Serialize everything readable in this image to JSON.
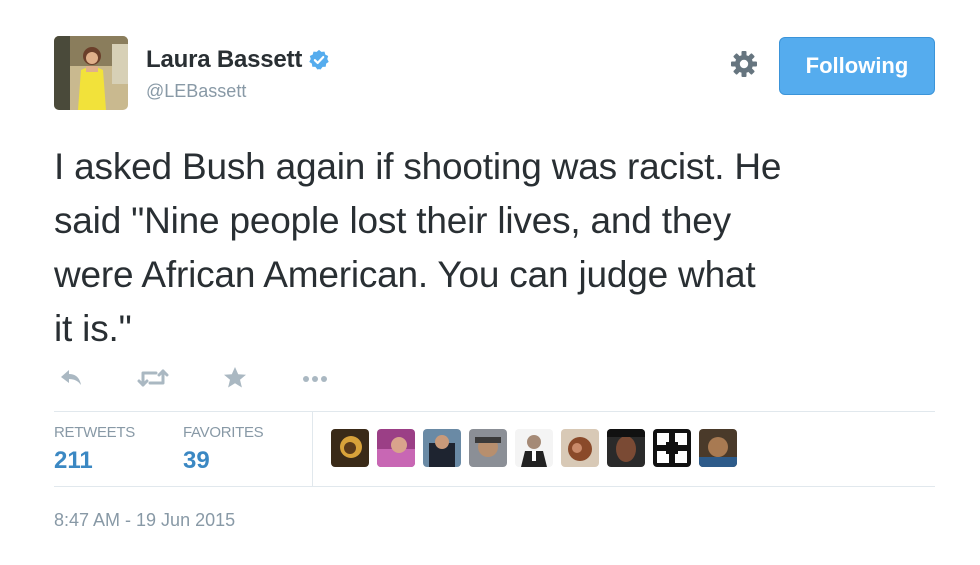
{
  "user": {
    "name": "Laura Bassett",
    "handle": "@LEBassett",
    "avatar_icon": "profile-photo"
  },
  "header": {
    "follow_label": "Following",
    "settings_icon": "gear-icon"
  },
  "tweet": {
    "lines": [
      "I asked Bush again if shooting was racist. He",
      "said \"Nine people lost their lives, and they",
      "were African American. You can judge what",
      "it is.\""
    ],
    "timestamp": "8:47 AM - 19 Jun 2015"
  },
  "actions": [
    "reply-icon",
    "retweet-icon",
    "favorite-icon",
    "more-icon"
  ],
  "stats": {
    "retweets_label": "RETWEETS",
    "retweets_value": "211",
    "favorites_label": "FAVORITES",
    "favorites_value": "39"
  },
  "colors": {
    "accent": "#55acee",
    "link": "#3b88c3",
    "muted": "#8899a6",
    "text": "#292f33",
    "divider": "#e1e8ed"
  }
}
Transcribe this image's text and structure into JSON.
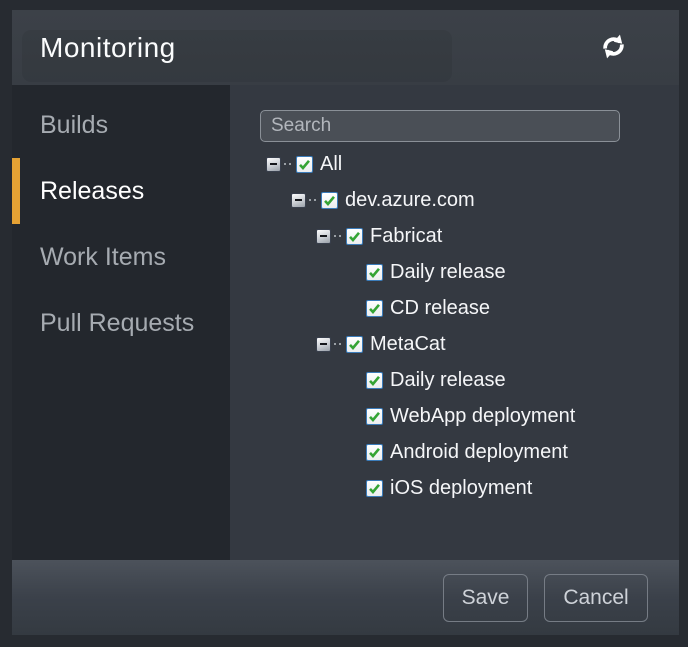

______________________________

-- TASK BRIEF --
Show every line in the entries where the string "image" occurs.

-- RESPONSE TO THE TASK --
Serialize everything readable in this image to JSON.
Transcribe this image's text and structure into JSON.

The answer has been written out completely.